Whether you’re a novice gardener or lifelong green thumb, you’ve undoubtedly learned that gardening requires dedicated upkeep. But as someone who loves to garden—and help others do the same—I’m always on the lookout for easier ways to get better results. If you’re interested in ways to make your garden successful with less effort, here are some tips to try this summer.
First, choose the right plants to fit your needs. If you’re planting mostly in sun or shade, realize you’ll need to select appropriate plants for the sun exposure they’ll have. Or if you regularly forget to water or your planters aren’t easily accessed with water, choose drought-tolerant flowers that don’t need a lot of care. For instance, one of the most low-maintenance flowers available is also one of the most versatile: fibrous-rooted (or wax-leaf) begonias. Full sun to full shade, these hardy plants require minimal water and little care—and they’ll look great all the way until frost.

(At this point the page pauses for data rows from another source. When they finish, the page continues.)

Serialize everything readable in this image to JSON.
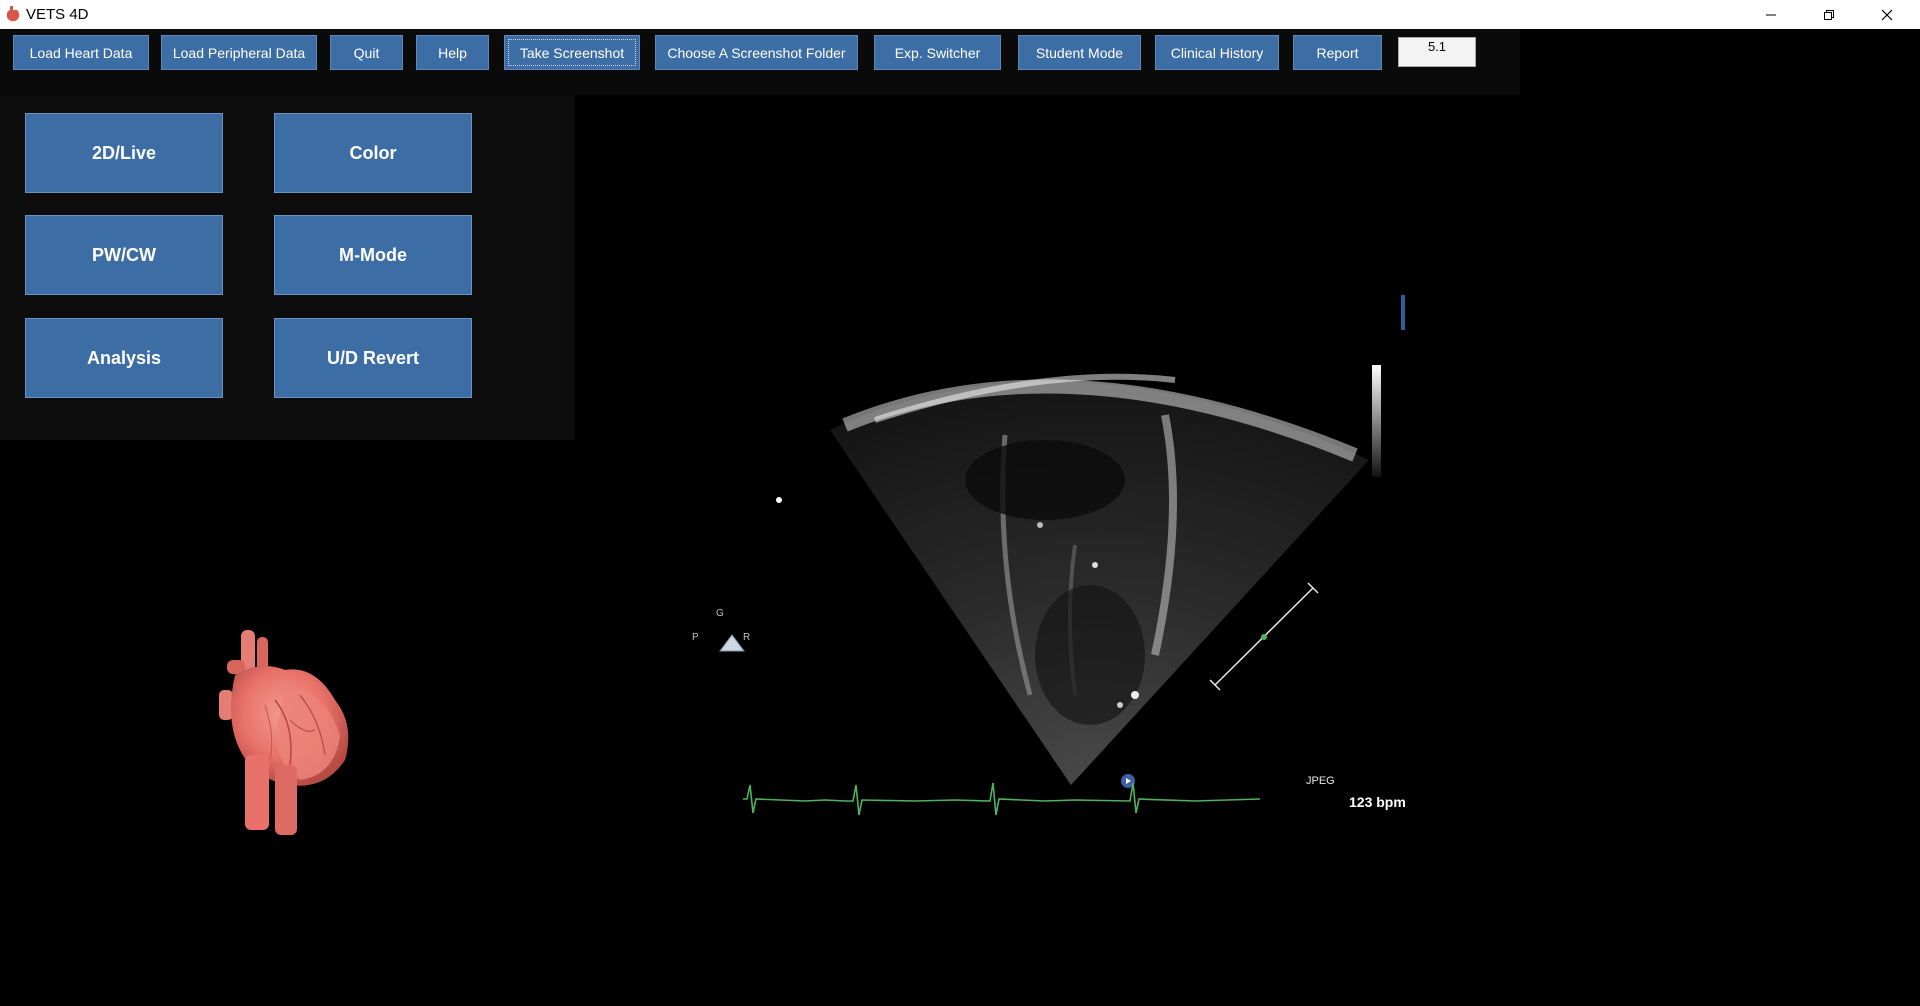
{
  "window": {
    "title": "VETS 4D",
    "controls": [
      "minimize-icon",
      "restore-icon",
      "close-icon"
    ]
  },
  "toolbar": {
    "buttons": [
      "Load Heart Data",
      "Load Peripheral Data",
      "Quit",
      "Help",
      "Take Screenshot",
      "Choose A Screenshot Folder",
      "Exp. Switcher",
      "Student Mode",
      "Clinical History",
      "Report"
    ],
    "focused_button": "Take Screenshot",
    "version": "5.1"
  },
  "modes": {
    "buttons": [
      "2D/Live",
      "Color",
      "PW/CW",
      "M-Mode",
      "Analysis",
      "U/D Revert"
    ]
  },
  "viewer": {
    "orientation": {
      "top": "G",
      "left": "P",
      "right": "R"
    },
    "format_label": "JPEG",
    "heart_rate": "123 bpm",
    "ecg_color": "#4fb35b"
  },
  "model": {
    "icon": "heart-3d-model-icon",
    "color": "#e8726a"
  },
  "colors": {
    "button_blue": "#3d6da5",
    "background": "#000000"
  }
}
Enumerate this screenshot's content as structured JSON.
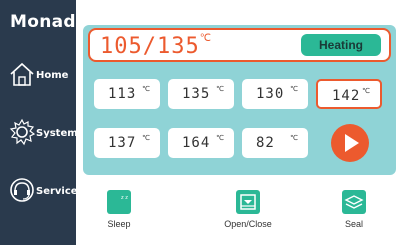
{
  "app": {
    "brand": "Monad"
  },
  "sidebar": {
    "items": [
      {
        "label": "Home",
        "icon": "home-icon"
      },
      {
        "label": "System",
        "icon": "gear-icon"
      },
      {
        "label": "Service",
        "icon": "headset-icon"
      }
    ]
  },
  "header": {
    "current_temp": "105",
    "target_temp": "135",
    "unit": "℃",
    "status": "Heating"
  },
  "presets": [
    {
      "value": "113",
      "unit": "℃",
      "selected": false
    },
    {
      "value": "135",
      "unit": "℃",
      "selected": false
    },
    {
      "value": "130",
      "unit": "℃",
      "selected": false
    },
    {
      "value": "142",
      "unit": "℃",
      "selected": true
    },
    {
      "value": "137",
      "unit": "℃",
      "selected": false
    },
    {
      "value": "164",
      "unit": "℃",
      "selected": false
    },
    {
      "value": "82",
      "unit": "℃",
      "selected": false
    }
  ],
  "actions": {
    "start_icon": "play-icon",
    "sleep": "Sleep",
    "open_close": "Open/Close",
    "seal": "Seal"
  },
  "colors": {
    "accent": "#ec5a2e",
    "teal": "#8fd3d6",
    "status_green": "#2bb896",
    "sidebar": "#2a3a4d",
    "icon_green": "#2bb896"
  }
}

Secondly, choose plants that continue to bloom freely through summer without the need to deadhead. One of my all-time favorites for containers, hanging baskets and even in the ground is calibrachoa, or million bells. Available in a plethora of colors, these miniature petunia-like flowers require no deadheading to keep blooming all summer.
Two of my favorite colors that have come out in recent years are Superbells Lemon Slice and Grape Punch. From a distance, Lemon Slice appears a soft yellow, but up close it has a vibrant, bright yellow flower with prominent white stripes. Grape Punch also has a two-tone appearance, but with a deep purple center on each bloom ringed with a lighter shade of lavender. If you’re looking for that extra something to make your containers pop, either of these calibrachoa are an easy way to add color with minimal care.
Third, understand that while very few plants will grow and flourish without fertilizing, feeding your plants doesn’t have to be difficult. Slow-release fertilizers are great for shrubs and perennials, but for high-powered bloomers like summer annuals, a water-soluble fertilizer supplies nutrients much faster and will keep your plants growing and blooming strong throughout the season.
Fertilizing with a water-soluble plant food can be a daunting task, however, especially if you have lots of flowers or containers around the house. Who wants to mix a dozen watering cans of fertilizer once a week when you can just drag the hose around and give them plain ol’ water instead?
To get great results from feeding weekly without the need to mix all those batches of fertilizer, I rely on a simple, age-old tool: a fertilizer siphon. This basic contraption attaches to my outdoor faucet between the faucet and my garden hose. A small feeder tube draws concentrated fertilizer solution from a bucket set next to the faucet and adds just the right amount of plant food right into the hose—and voilà, I can drag the hose around and still feed my plants at the same time.
An alternative to the siphon is a hose-end fertilizer sprayer, but until now, most sprayers applied fertilizer unevenly, starting with a high dose of plant food and slowly watering it down as you sprayed. A new sprayer, though, solves that problem by creating a fertilizer solution and applying it evenly through the duration of your feeding. The Exact Mix sprayer, made by JR Peters, is an easy way to feed as you water—and you’ll know that all your plants are getting the right dose of fertilizer.
Although gardening is work, it doesn’t have to be difficult, and with the right knowledge and proper tools, you too can achieve gardening success with minimal effort this summer.